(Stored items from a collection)
##########
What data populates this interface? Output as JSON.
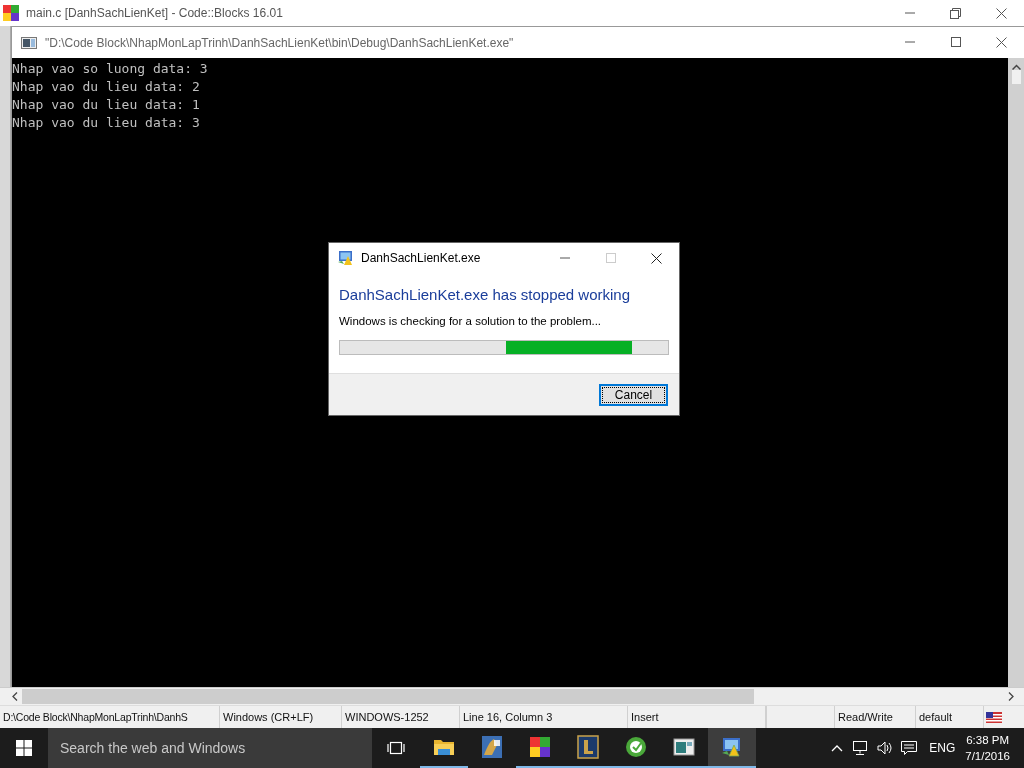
{
  "ide": {
    "title": "main.c [DanhSachLienKet] - Code::Blocks 16.01"
  },
  "console": {
    "title": "\"D:\\Code Block\\NhapMonLapTrinh\\DanhSachLienKet\\bin\\Debug\\DanhSachLienKet.exe\"",
    "lines": [
      "Nhap vao so luong data: 3",
      "Nhap vao du lieu data: 2",
      "Nhap vao du lieu data: 1",
      "Nhap vao du lieu data: 3"
    ]
  },
  "dialog": {
    "title": "DanhSachLienKet.exe",
    "heading": "DanhSachLienKet.exe has stopped working",
    "message": "Windows is checking for a solution to the problem...",
    "progress": {
      "indeterminate": true
    },
    "button": {
      "label": "Cancel",
      "focused": true
    }
  },
  "status_bar": [
    "D:\\Code Block\\NhapMonLapTrinh\\DanhS",
    "Windows (CR+LF)",
    "WINDOWS-1252",
    "Line 16, Column 3",
    "Insert",
    "Read/Write",
    "default"
  ],
  "taskbar": {
    "search": {
      "placeholder": "Search the web and Windows"
    },
    "apps": [
      {
        "kind": "folder",
        "running": true,
        "active": false
      },
      {
        "kind": "fpc",
        "running": false,
        "active": false
      },
      {
        "kind": "squares",
        "running": true,
        "active": false
      },
      {
        "kind": "letter",
        "running": true,
        "active": false
      },
      {
        "kind": "dict",
        "running": true,
        "active": false
      },
      {
        "kind": "window",
        "running": true,
        "active": false
      },
      {
        "kind": "error",
        "running": true,
        "active": true
      }
    ],
    "language": "ENG",
    "time": "6:38 PM",
    "date": "7/1/2016"
  }
}
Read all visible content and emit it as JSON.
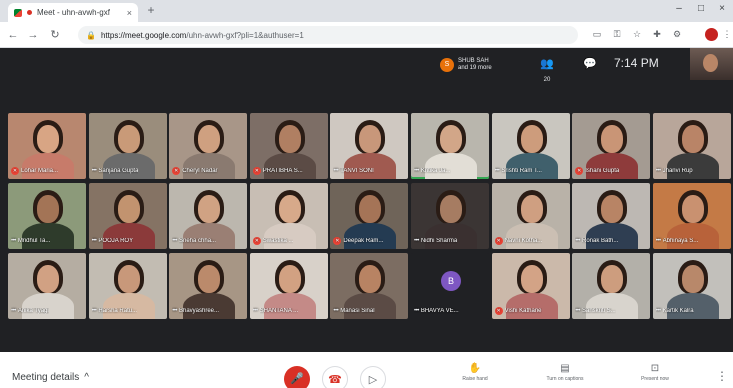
{
  "browser": {
    "tab_title": "Meet - uhn-avwh-gxf",
    "tab_close": "×",
    "new_tab": "+",
    "window_controls": [
      "–",
      "□",
      "×"
    ],
    "url_host": "https://meet.google.com",
    "url_path": "/uhn-avwh-gxf?pli=1&authuser=1",
    "nav": {
      "back": "←",
      "forward": "→",
      "reload": "↻"
    }
  },
  "meet_header": {
    "presenter_name": "SHUB SAH",
    "presenter_others": "and 19 more",
    "presenter_initial": "S",
    "people_icon": "people-icon",
    "people_count": "20",
    "chat_icon": "chat-icon",
    "time": "7:14 PM"
  },
  "participants": [
    {
      "name": "Lohar Maria...",
      "muted": true,
      "bg": "#b8876f",
      "skin": "#d8a584",
      "cloth": "#c77b6a"
    },
    {
      "name": "Sanjana Gupta",
      "muted": false,
      "bg": "#9a8d7c",
      "skin": "#c99a78",
      "cloth": "#6b6b6b"
    },
    {
      "name": "Cheryl Nadar",
      "muted": true,
      "bg": "#a89688",
      "skin": "#cfa080",
      "cloth": "#8a7a70"
    },
    {
      "name": "PRATIBHA S...",
      "muted": true,
      "bg": "#7d6e66",
      "skin": "#b07f62",
      "cloth": "#5b4b45"
    },
    {
      "name": "TANVI SONI",
      "muted": false,
      "bg": "#cfc8c1",
      "skin": "#c8977a",
      "cloth": "#a05a50"
    },
    {
      "name": "Kritika Ja...",
      "muted": false,
      "bg": "#b9b6ad",
      "skin": "#d2a688",
      "cloth": "#e2ded6",
      "active": true
    },
    {
      "name": "Srishti Ram T...",
      "muted": false,
      "bg": "#c9c6bf",
      "skin": "#cd9c7c",
      "cloth": "#40606c"
    },
    {
      "name": "Ishani Gupta",
      "muted": true,
      "bg": "#a49b92",
      "skin": "#c99576",
      "cloth": "#8e3b3b"
    },
    {
      "name": "Jhanvi Rup",
      "muted": false,
      "bg": "#b8a69a",
      "skin": "#b98467",
      "cloth": "#3b3b3b"
    },
    {
      "name": "Mridhul Ta...",
      "muted": false,
      "bg": "#8c9a7a",
      "skin": "#a37456",
      "cloth": "#2e3b2b"
    },
    {
      "name": "POOJA ROY",
      "muted": false,
      "bg": "#857364",
      "skin": "#c2936f",
      "cloth": "#8b3a3a"
    },
    {
      "name": "Sneha chha...",
      "muted": false,
      "bg": "#bcb7ae",
      "skin": "#d0a283",
      "cloth": "#9a7f74"
    },
    {
      "name": "Swastika ...",
      "muted": true,
      "bg": "#c8beb4",
      "skin": "#d7a98a",
      "cloth": "#d7cbc2"
    },
    {
      "name": "Deepak Ram...",
      "muted": true,
      "bg": "#6f6459",
      "skin": "#a57457",
      "cloth": "#243b52"
    },
    {
      "name": "Nidhi Sharma",
      "muted": false,
      "bg": "#3b3534",
      "skin": "#a67c62",
      "cloth": "#3a3030"
    },
    {
      "name": "Navni Kotha...",
      "muted": true,
      "bg": "#b9b2a8",
      "skin": "#cf9f81",
      "cloth": "#cbbfb3"
    },
    {
      "name": "Ronak Bath...",
      "muted": false,
      "bg": "#bdb8b3",
      "skin": "#b88465",
      "cloth": "#2f3e52"
    },
    {
      "name": "Abhinaya S...",
      "muted": false,
      "bg": "#c47a46",
      "skin": "#c99170",
      "cloth": "#b8623a"
    },
    {
      "name": "Anika Tyagi",
      "muted": false,
      "bg": "#b5ada2",
      "skin": "#d1a183",
      "cloth": "#d8d3cc"
    },
    {
      "name": "Harsha Ratu...",
      "muted": false,
      "bg": "#c2bcb2",
      "skin": "#c8987a",
      "cloth": "#d6b9a2"
    },
    {
      "name": "Bhavyashree...",
      "muted": false,
      "bg": "#a79685",
      "skin": "#bb8a6b",
      "cloth": "#4a3a33"
    },
    {
      "name": "SHANTANA ...",
      "muted": false,
      "bg": "#d8d1c9",
      "skin": "#d2a182",
      "cloth": "#c48a87"
    },
    {
      "name": "Manasi Sinal",
      "muted": false,
      "bg": "#7c6d62",
      "skin": "#b88363",
      "cloth": "#5b4b45"
    },
    {
      "name": "BHAVYA VE...",
      "muted": false,
      "bg": "#202124",
      "initial": "B"
    },
    {
      "name": "Vishi Kathane",
      "muted": true,
      "bg": "#cbb9aa",
      "skin": "#d3a386",
      "cloth": "#b56d6a"
    },
    {
      "name": "Sanskriti S...",
      "muted": false,
      "bg": "#b3b0a9",
      "skin": "#cd9d7e",
      "cloth": "#d8d4cd"
    },
    {
      "name": "Kartik Kalra",
      "muted": false,
      "bg": "#c2c0bb",
      "skin": "#b8886a",
      "cloth": "#54606a"
    }
  ],
  "bottom_bar": {
    "meeting_details": "Meeting details",
    "details_chevron": "^",
    "mic_icon": "mic-off-icon",
    "hangup_icon": "call-end-icon",
    "camera_icon": "camera-icon",
    "raise_hand": "Raise hand",
    "captions": "Turn on captions",
    "present": "Present now",
    "more": "⋮"
  }
}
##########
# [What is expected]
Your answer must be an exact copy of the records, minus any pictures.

# [Problem solution]
What data populates this interface? Output as JSON.
{
  "ide": {
    "title": "main.c [DanhSachLienKet] - Code::Blocks 16.01"
  },
  "console": {
    "title": "\"D:\\Code Block\\NhapMonLapTrinh\\DanhSachLienKet\\bin\\Debug\\DanhSachLienKet.exe\"",
    "lines": [
      "Nhap vao so luong data: 3",
      "Nhap vao du lieu data: 2",
      "Nhap vao du lieu data: 1",
      "Nhap vao du lieu data: 3"
    ]
  },
  "dialog": {
    "title": "DanhSachLienKet.exe",
    "heading": "DanhSachLienKet.exe has stopped working",
    "message": "Windows is checking for a solution to the problem...",
    "progress": {
      "indeterminate": true
    },
    "button": {
      "label": "Cancel",
      "focused": true
    }
  },
  "status_bar": [
    "D:\\Code Block\\NhapMonLapTrinh\\DanhS",
    "Windows (CR+LF)",
    "WINDOWS-1252",
    "Line 16, Column 3",
    "Insert",
    "Read/Write",
    "default"
  ],
  "taskbar": {
    "search": {
      "placeholder": "Search the web and Windows"
    },
    "apps": [
      {
        "kind": "folder",
        "running": true,
        "active": false
      },
      {
        "kind": "fpc",
        "running": false,
        "active": false
      },
      {
        "kind": "squares",
        "running": true,
        "active": false
      },
      {
        "kind": "letter",
        "running": true,
        "active": false
      },
      {
        "kind": "dict",
        "running": true,
        "active": false
      },
      {
        "kind": "window",
        "running": true,
        "active": false
      },
      {
        "kind": "error",
        "running": true,
        "active": true
      }
    ],
    "language": "ENG",
    "time": "6:38 PM",
    "date": "7/1/2016"
  }
}
Read all visible content and emit it as JSON.
{
  "browser": {
    "tab_title": "Meet - uhn-avwh-gxf",
    "tab_close": "×",
    "new_tab": "+",
    "window_controls": [
      "–",
      "□",
      "×"
    ],
    "url_host": "https://meet.google.com",
    "url_path": "/uhn-avwh-gxf?pli=1&authuser=1",
    "nav": {
      "back": "←",
      "forward": "→",
      "reload": "↻"
    }
  },
  "meet_header": {
    "presenter_name": "SHUB SAH",
    "presenter_others": "and 19 more",
    "presenter_initial": "S",
    "people_icon": "people-icon",
    "people_count": "20",
    "chat_icon": "chat-icon",
    "time": "7:14 PM"
  },
  "participants": [
    {
      "name": "Lohar Maria...",
      "muted": true,
      "bg": "#b8876f",
      "skin": "#d8a584",
      "cloth": "#c77b6a"
    },
    {
      "name": "Sanjana Gupta",
      "muted": false,
      "bg": "#9a8d7c",
      "skin": "#c99a78",
      "cloth": "#6b6b6b"
    },
    {
      "name": "Cheryl Nadar",
      "muted": true,
      "bg": "#a89688",
      "skin": "#cfa080",
      "cloth": "#8a7a70"
    },
    {
      "name": "PRATIBHA S...",
      "muted": true,
      "bg": "#7d6e66",
      "skin": "#b07f62",
      "cloth": "#5b4b45"
    },
    {
      "name": "TANVI SONI",
      "muted": false,
      "bg": "#cfc8c1",
      "skin": "#c8977a",
      "cloth": "#a05a50"
    },
    {
      "name": "Kritika Ja...",
      "muted": false,
      "bg": "#b9b6ad",
      "skin": "#d2a688",
      "cloth": "#e2ded6",
      "active": true
    },
    {
      "name": "Srishti Ram T...",
      "muted": false,
      "bg": "#c9c6bf",
      "skin": "#cd9c7c",
      "cloth": "#40606c"
    },
    {
      "name": "Ishani Gupta",
      "muted": true,
      "bg": "#a49b92",
      "skin": "#c99576",
      "cloth": "#8e3b3b"
    },
    {
      "name": "Jhanvi Rup",
      "muted": false,
      "bg": "#b8a69a",
      "skin": "#b98467",
      "cloth": "#3b3b3b"
    },
    {
      "name": "Mridhul Ta...",
      "muted": false,
      "bg": "#8c9a7a",
      "skin": "#a37456",
      "cloth": "#2e3b2b"
    },
    {
      "name": "POOJA ROY",
      "muted": false,
      "bg": "#857364",
      "skin": "#c2936f",
      "cloth": "#8b3a3a"
    },
    {
      "name": "Sneha chha...",
      "muted": false,
      "bg": "#bcb7ae",
      "skin": "#d0a283",
      "cloth": "#9a7f74"
    },
    {
      "name": "Swastika ...",
      "muted": true,
      "bg": "#c8beb4",
      "skin": "#d7a98a",
      "cloth": "#d7cbc2"
    },
    {
      "name": "Deepak Ram...",
      "muted": true,
      "bg": "#6f6459",
      "skin": "#a57457",
      "cloth": "#243b52"
    },
    {
      "name": "Nidhi Sharma",
      "muted": false,
      "bg": "#3b3534",
      "skin": "#a67c62",
      "cloth": "#3a3030"
    },
    {
      "name": "Navni Kotha...",
      "muted": true,
      "bg": "#b9b2a8",
      "skin": "#cf9f81",
      "cloth": "#cbbfb3"
    },
    {
      "name": "Ronak Bath...",
      "muted": false,
      "bg": "#bdb8b3",
      "skin": "#b88465",
      "cloth": "#2f3e52"
    },
    {
      "name": "Abhinaya S...",
      "muted": false,
      "bg": "#c47a46",
      "skin": "#c99170",
      "cloth": "#b8623a"
    },
    {
      "name": "Anika Tyagi",
      "muted": false,
      "bg": "#b5ada2",
      "skin": "#d1a183",
      "cloth": "#d8d3cc"
    },
    {
      "name": "Harsha Ratu...",
      "muted": false,
      "bg": "#c2bcb2",
      "skin": "#c8987a",
      "cloth": "#d6b9a2"
    },
    {
      "name": "Bhavyashree...",
      "muted": false,
      "bg": "#a79685",
      "skin": "#bb8a6b",
      "cloth": "#4a3a33"
    },
    {
      "name": "SHANTANA ...",
      "muted": false,
      "bg": "#d8d1c9",
      "skin": "#d2a182",
      "cloth": "#c48a87"
    },
    {
      "name": "Manasi Sinal",
      "muted": false,
      "bg": "#7c6d62",
      "skin": "#b88363",
      "cloth": "#5b4b45"
    },
    {
      "name": "BHAVYA VE...",
      "muted": false,
      "bg": "#202124",
      "initial": "B"
    },
    {
      "name": "Vishi Kathane",
      "muted": true,
      "bg": "#cbb9aa",
      "skin": "#d3a386",
      "cloth": "#b56d6a"
    },
    {
      "name": "Sanskriti S...",
      "muted": false,
      "bg": "#b3b0a9",
      "skin": "#cd9d7e",
      "cloth": "#d8d4cd"
    },
    {
      "name": "Kartik Kalra",
      "muted": false,
      "bg": "#c2c0bb",
      "skin": "#b8886a",
      "cloth": "#54606a"
    }
  ],
  "bottom_bar": {
    "meeting_details": "Meeting details",
    "details_chevron": "^",
    "mic_icon": "mic-off-icon",
    "hangup_icon": "call-end-icon",
    "camera_icon": "camera-icon",
    "raise_hand": "Raise hand",
    "captions": "Turn on captions",
    "present": "Present now",
    "more": "⋮"
  }
}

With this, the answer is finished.